Safety features like forward and rear collision alert, lane-departure warning, and blind-spot monitor are included in all trims. 

Essential and Sensory models get real leather seats over the Luxe’s faux-leather, and the tilt-and-telescoping steering column is power-operated on the upper two trims.

The main issue here is what the Sensory offers over the Essential in the way of standard equipment, and, frankly, the answer may not be enough to justify the increase in price.

All the good stuff on the Essential is also included on the Sensory, including a power moonroof, driver seat memory settings, ventilated front seats, Infiniti’s InTouch infotainment systems with navigation, 16-speaker Bose premium sound system, and a surround-view camera to aid in tight parking situations.

What the Sensory has over the Essential in the way of standard features are  all the suite of features in the Pro-PILOT Assist  program (full-speed range adaptive cruise control and steering assist), LED daytime running lights, upgraded Semi-Aniline leather for the seats, black maple interior trim, advanced tri-zone climate control (in place of dual zone), and adaptive steering.

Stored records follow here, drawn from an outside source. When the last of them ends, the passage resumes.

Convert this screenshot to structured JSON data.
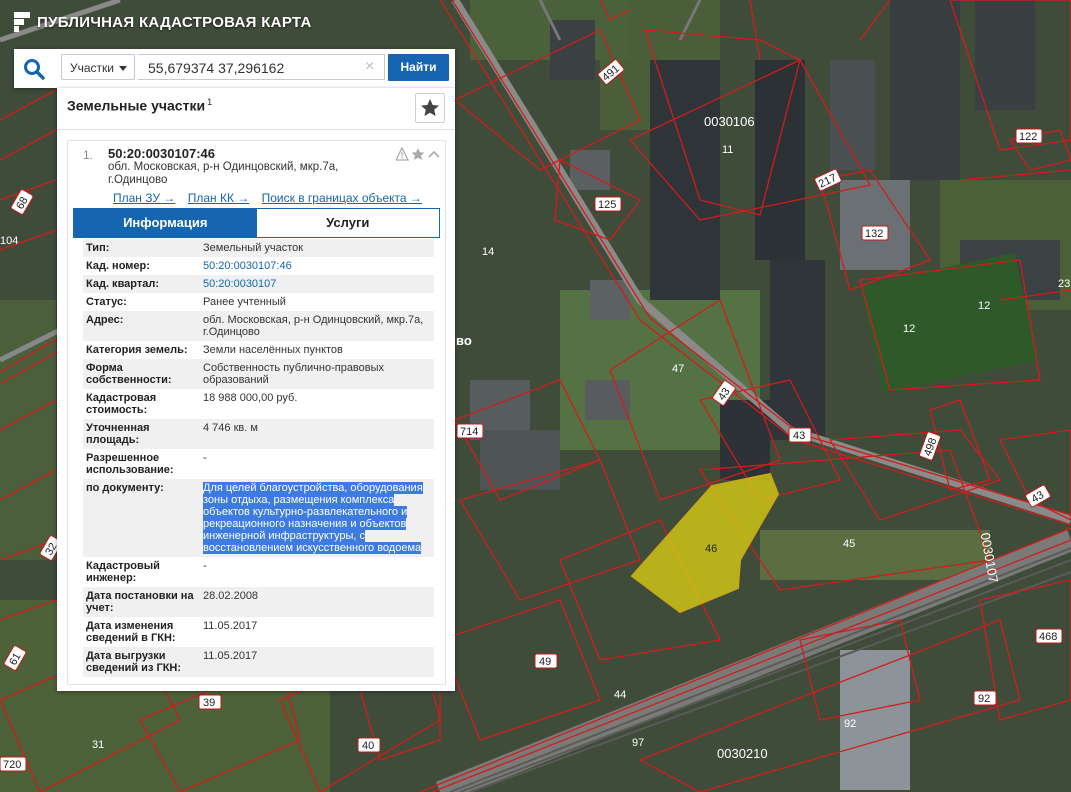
{
  "app": {
    "title": "ПУБЛИЧНАЯ КАДАСТРОВАЯ КАРТА"
  },
  "search": {
    "type_label": "Участки",
    "query": "55,679374 37,296162",
    "button_label": "Найти",
    "clear_glyph": "×"
  },
  "panel": {
    "title": "Земельные участки",
    "count": "1",
    "result": {
      "index": "1.",
      "cadastral_number": "50:20:0030107:46",
      "address": "обл. Московская, р-н Одинцовский, мкр.7а, г.Одинцово",
      "links": [
        "План ЗУ →",
        "План КК →",
        "Поиск в границах объекта →"
      ],
      "tabs": [
        {
          "label": "Информация",
          "active": true
        },
        {
          "label": "Услуги",
          "active": false
        }
      ],
      "rows": [
        {
          "key": "Тип:",
          "value": "Земельный участок"
        },
        {
          "key": "Кад. номер:",
          "value": "50:20:0030107:46",
          "link": true
        },
        {
          "key": "Кад. квартал:",
          "value": "50:20:0030107",
          "link": true
        },
        {
          "key": "Статус:",
          "value": "Ранее учтенный"
        },
        {
          "key": "Адрес:",
          "value": "обл. Московская, р-н Одинцовский, мкр.7а, г.Одинцово"
        },
        {
          "key": "Категория земель:",
          "value": "Земли населённых пунктов"
        },
        {
          "key": "Форма собственности:",
          "value": "Собственность публично-правовых образований"
        },
        {
          "key": "Кадастровая стоимость:",
          "value": "18 988 000,00 руб."
        },
        {
          "key": "Уточненная площадь:",
          "value": "4 746 кв. м"
        },
        {
          "key": "Разрешенное использование:",
          "value": "-"
        },
        {
          "key": "по документу:",
          "value": "Для целей благоустройства, оборудования зоны отдыха, размещения комплекса объектов культурно-развлекательного и рекреационного назначения и объектов инженерной инфраструктуры, с восстановлением искусственного водоема",
          "highlight": true
        },
        {
          "key": "Кадастровый инженер:",
          "value": "-"
        },
        {
          "key": "Дата постановки на учет:",
          "value": "28.02.2008"
        },
        {
          "key": "Дата изменения сведений в ГКН:",
          "value": "11.05.2017"
        },
        {
          "key": "Дата выгрузки сведений из ГКН:",
          "value": "11.05.2017"
        }
      ]
    }
  },
  "map": {
    "selected_parcel_label": "46",
    "quarter_labels": [
      "0030106",
      "0030107",
      "0030210"
    ],
    "parcel_labels": [
      "491",
      "11",
      "217",
      "122",
      "125",
      "132",
      "14",
      "12",
      "12",
      "23",
      "47",
      "43",
      "43",
      "714",
      "498",
      "43",
      "45",
      "49",
      "44",
      "39",
      "31",
      "40",
      "97",
      "92",
      "92",
      "468",
      "61",
      "32",
      "720",
      "68",
      "104",
      "во"
    ],
    "colors": {
      "boundary": "#d21c1c",
      "selected_fill": "#d8d014",
      "accent": "#1565b0"
    }
  }
}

Also, the lift gate in the Sensory is hands-free, which can make loading packages easier. Carpeted floor mats are included in both models.

The thing is, the Essential carries a starting price of $51,600 and you can add the Pro-PILOT Assist as an option for $895 for a total of $53,520 (including freight charges). That is well under the $58,975 the Sensory will start you at.

Both the Essential and Sensory models that served for my reviews had $695 added for premium paint. The Sensory also included a special package for welcome and kick-plate lighting and a cargo package that included a reversible cargo mat, console net, cargo net, cargo blocks, and a rear bumper protector for a final bottom line of $60,045.

The extras on the Essential ran its total to $54,120. You shouldn’t need a calculator see the savings.

What I liked about the 2022 Infiniti QX55 Sensory: Love the fastback styling, and the interior is very classy as well as roomy. I like the two-screen setup to separate functions like the radio and navigation even though it has been the target of some reviewers’ derision. The ride is smooth and quiet. Intelligent (adaptive) cruise control is standard as well as other ProPILOT Assist features.

What I didn’t like about the 2022 Infiniti QX55 Sensory: I would like a knob to surf the radio dial or adjust volume rather than having to push a button. Also, I’m not a big fan of CVTs, though this one does simulate manual shifts and has a Sport mode that ups performance. The sloping roof line does infringe of headroom and rear stowage, but not much and I’m not back there so what do I care?

Would I buy the 2022 Infiniti QX55 Sensory: I love the QX55 and think Infiniti did a great job with it, but the higher MSRP for the top-of-the-line Sensory trim makes the Essential a financially wiser choice!